Al Jarreau, the only singer to win Grammys in the jazz, pop and R&B categories, died Sunday, Feb. 12, in Los Angeles, according to his longtime manager, Joe Gordon, and a statement from his label, Concord Records. He was 76.

Jarreau was best known to pop fans for his 1981 hit “We're in This Love Together” and for co-writing and performing the theme song to the '80s TV series Moonlighting. Most of his work was in jazz, a career that began in the 1970s and continued right up until just a week before his death, when he was hospitalized for exhaustion.

Alwin Lopez Jarreau was born in Milwaukee in 1940 to a minister father and a church pianist mother. Although he sang in church concerts and student groups, he did not pursue a career in music until he was nearly 30, working instead until that time as a rehabilitation counselor.

After moving to Los Angeles around 1970, Jarreau began performing at clubs around the city, including Dino's, the Troubadour and the Bitter End West.
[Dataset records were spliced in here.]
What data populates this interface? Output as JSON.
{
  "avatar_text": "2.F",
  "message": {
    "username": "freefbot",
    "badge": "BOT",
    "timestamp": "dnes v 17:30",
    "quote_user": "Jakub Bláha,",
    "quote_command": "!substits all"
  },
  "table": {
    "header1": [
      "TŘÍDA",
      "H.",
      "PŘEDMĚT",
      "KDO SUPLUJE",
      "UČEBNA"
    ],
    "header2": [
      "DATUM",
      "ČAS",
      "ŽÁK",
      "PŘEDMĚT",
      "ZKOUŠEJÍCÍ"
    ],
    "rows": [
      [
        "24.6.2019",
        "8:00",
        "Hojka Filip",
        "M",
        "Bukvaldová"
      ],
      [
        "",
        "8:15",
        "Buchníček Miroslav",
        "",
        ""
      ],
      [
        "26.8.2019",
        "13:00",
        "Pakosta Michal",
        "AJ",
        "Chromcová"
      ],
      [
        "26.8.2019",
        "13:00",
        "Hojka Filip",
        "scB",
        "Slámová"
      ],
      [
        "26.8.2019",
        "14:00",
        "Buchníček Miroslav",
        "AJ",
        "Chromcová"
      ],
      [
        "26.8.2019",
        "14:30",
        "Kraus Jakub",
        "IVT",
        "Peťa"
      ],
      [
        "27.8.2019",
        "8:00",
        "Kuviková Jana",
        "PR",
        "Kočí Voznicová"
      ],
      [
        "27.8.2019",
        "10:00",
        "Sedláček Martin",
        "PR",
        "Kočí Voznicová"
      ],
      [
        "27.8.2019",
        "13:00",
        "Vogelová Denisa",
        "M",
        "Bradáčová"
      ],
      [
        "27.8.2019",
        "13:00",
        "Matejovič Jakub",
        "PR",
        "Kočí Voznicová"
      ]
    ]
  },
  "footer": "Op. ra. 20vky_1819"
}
He quickly became known for a unique style of scat singing that incorporated percussive sounds and imitations of various musical instruments, a talent that would earn him the nickname “the Acrobat of Scat.”

More recently, Jarreau won his seventh and final Grammy in 2007 for Best Traditional R&B Vocal Performance, for collaborating with George Benson and Jill Scott on a cover of Billie Holiday's “God Bless the Child.” His last studio album, My Old Friend: Celebrating George Duke, was released on Concord Records in 2014.
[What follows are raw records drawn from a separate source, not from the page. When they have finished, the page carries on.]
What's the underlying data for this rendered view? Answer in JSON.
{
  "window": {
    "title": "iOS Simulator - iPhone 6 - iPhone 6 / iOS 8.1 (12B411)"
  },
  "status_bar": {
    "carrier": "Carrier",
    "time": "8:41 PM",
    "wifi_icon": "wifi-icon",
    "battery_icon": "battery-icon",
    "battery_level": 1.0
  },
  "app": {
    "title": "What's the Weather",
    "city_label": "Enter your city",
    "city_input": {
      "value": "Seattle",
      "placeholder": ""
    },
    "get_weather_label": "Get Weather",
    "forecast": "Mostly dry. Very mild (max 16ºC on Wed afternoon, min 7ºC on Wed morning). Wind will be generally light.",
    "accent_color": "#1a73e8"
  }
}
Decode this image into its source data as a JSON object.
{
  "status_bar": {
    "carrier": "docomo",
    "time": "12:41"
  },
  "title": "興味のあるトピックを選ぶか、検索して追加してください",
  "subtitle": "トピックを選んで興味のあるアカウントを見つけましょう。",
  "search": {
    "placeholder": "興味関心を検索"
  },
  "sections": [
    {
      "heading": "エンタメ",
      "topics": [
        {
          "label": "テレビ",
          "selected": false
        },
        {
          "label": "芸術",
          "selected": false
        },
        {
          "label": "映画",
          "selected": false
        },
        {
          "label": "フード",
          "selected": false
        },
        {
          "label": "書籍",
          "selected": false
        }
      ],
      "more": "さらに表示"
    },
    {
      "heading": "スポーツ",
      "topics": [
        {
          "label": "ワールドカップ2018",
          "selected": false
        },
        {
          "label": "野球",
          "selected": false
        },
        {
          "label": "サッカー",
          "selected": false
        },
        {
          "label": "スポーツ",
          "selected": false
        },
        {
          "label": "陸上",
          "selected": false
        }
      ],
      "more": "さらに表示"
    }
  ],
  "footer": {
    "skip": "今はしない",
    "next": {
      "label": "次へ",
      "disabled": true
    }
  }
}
“We feel very fortunate to have worked with Al, one of the most distinctive and extraordinary vocalists in music,” Concord Records president John Burk said via press release. “He was truly a force of nature and a beautiful human being that will be fondly remembered and deeply missed by us all.”

Gordon, Jarreau's manager, said via a brief statement that the singer's family currently has no plans for a public memorial service, and encouraged fans and well-wishers to make donations to the Wisconsin Foundation for School Music in lieu of flowers and gifts.

A statement on Jarreau's website read in part: “His 2nd priority in life was music. There was no 3rd. His 1st priority, far ahead of the other, was healing or comforting anyone in need. Whether it was emotional pain, or physical discomfort, or any other cause of suffering, he needed to put our minds at ease and our hearts at rest. He needed to see a warm, affirming smile where there had not been one before. Song was just his tool for making that happen.”

LA Weekly